**What to do**
Across the whole listing, filter for the string "keypair" and copy every line that has it.
___ Listed entries ___
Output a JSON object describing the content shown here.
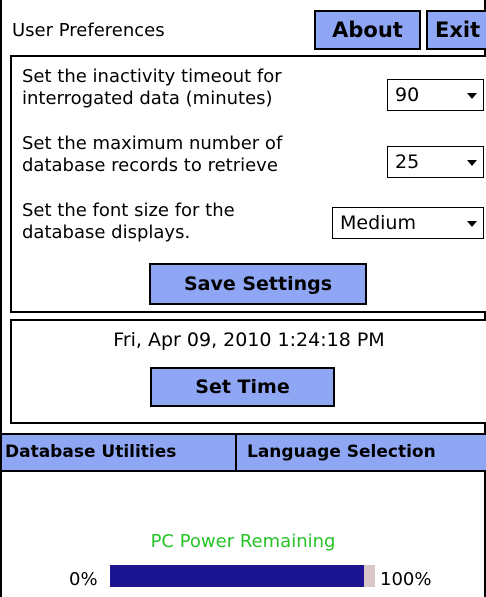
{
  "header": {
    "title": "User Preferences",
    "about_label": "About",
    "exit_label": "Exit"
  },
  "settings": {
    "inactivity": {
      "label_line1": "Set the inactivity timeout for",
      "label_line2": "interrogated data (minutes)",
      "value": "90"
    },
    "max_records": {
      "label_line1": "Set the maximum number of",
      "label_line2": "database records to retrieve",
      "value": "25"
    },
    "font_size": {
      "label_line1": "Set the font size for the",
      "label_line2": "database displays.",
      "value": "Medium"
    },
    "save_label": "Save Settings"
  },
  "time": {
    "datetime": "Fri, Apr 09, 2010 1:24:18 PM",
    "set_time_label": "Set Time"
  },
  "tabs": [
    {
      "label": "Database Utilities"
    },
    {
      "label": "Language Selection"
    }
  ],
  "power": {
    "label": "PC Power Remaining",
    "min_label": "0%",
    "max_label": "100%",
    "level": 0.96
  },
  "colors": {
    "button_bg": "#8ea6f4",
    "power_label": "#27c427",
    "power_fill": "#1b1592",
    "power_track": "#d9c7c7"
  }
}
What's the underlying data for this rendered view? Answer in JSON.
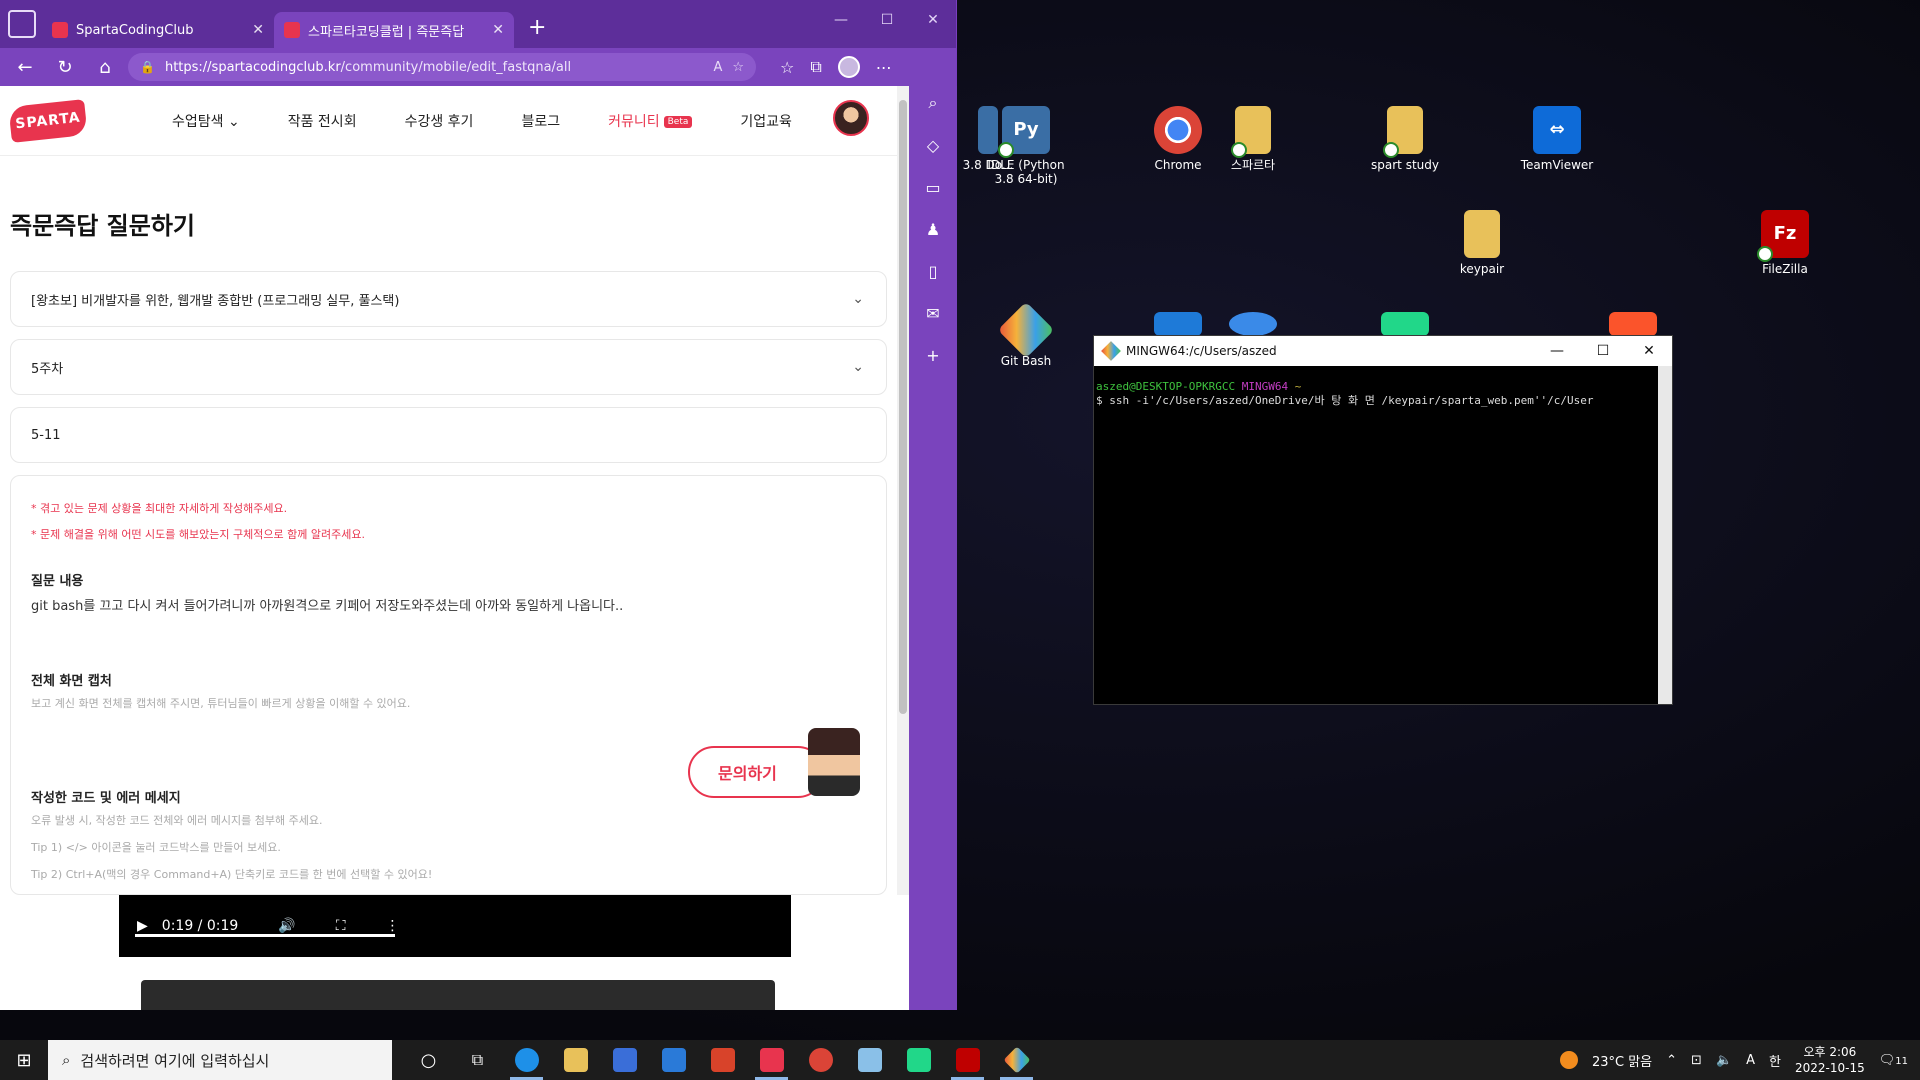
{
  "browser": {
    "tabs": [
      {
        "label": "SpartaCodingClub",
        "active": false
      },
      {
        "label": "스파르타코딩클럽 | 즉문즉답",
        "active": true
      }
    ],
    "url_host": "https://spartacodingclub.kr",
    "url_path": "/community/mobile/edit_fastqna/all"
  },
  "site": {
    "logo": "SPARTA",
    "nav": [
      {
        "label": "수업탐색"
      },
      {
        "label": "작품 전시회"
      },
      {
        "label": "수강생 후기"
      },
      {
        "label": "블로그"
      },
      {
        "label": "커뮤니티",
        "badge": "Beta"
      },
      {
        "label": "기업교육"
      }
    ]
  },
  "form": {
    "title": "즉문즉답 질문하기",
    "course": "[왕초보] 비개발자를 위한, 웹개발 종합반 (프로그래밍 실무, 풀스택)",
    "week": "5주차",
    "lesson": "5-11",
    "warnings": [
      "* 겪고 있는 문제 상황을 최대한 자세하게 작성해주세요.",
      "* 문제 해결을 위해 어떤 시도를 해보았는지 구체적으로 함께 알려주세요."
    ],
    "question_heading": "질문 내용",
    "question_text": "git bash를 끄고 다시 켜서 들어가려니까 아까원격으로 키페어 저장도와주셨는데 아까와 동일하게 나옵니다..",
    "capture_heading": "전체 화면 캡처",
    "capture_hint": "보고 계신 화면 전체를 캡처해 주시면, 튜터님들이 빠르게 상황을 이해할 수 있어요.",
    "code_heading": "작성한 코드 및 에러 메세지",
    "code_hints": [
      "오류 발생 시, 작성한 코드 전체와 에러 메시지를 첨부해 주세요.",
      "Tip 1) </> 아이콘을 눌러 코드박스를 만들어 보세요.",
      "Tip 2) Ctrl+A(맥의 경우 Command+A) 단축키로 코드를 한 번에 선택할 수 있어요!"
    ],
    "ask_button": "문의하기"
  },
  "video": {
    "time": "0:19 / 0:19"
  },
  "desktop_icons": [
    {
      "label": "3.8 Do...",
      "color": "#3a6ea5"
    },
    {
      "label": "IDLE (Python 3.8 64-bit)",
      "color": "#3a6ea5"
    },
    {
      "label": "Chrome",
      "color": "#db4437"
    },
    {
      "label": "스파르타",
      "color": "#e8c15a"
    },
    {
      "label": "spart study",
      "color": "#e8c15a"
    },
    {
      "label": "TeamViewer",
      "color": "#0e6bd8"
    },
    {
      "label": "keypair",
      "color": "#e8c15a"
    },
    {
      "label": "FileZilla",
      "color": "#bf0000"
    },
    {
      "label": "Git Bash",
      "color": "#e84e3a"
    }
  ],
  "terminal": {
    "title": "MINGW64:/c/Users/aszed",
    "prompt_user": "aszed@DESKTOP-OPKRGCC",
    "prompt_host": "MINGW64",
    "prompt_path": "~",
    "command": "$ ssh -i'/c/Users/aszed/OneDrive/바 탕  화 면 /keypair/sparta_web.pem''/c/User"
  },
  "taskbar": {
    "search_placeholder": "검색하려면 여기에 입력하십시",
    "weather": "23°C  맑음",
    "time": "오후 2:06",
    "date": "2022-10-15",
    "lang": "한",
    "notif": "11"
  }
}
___
**Exercise response**
      "label": "keypair",
    "command": "$ ssh -i'/c/Users/aszed/OneDrive/바 탕  화 면 /keypair/sparta_web.pem''/c/User"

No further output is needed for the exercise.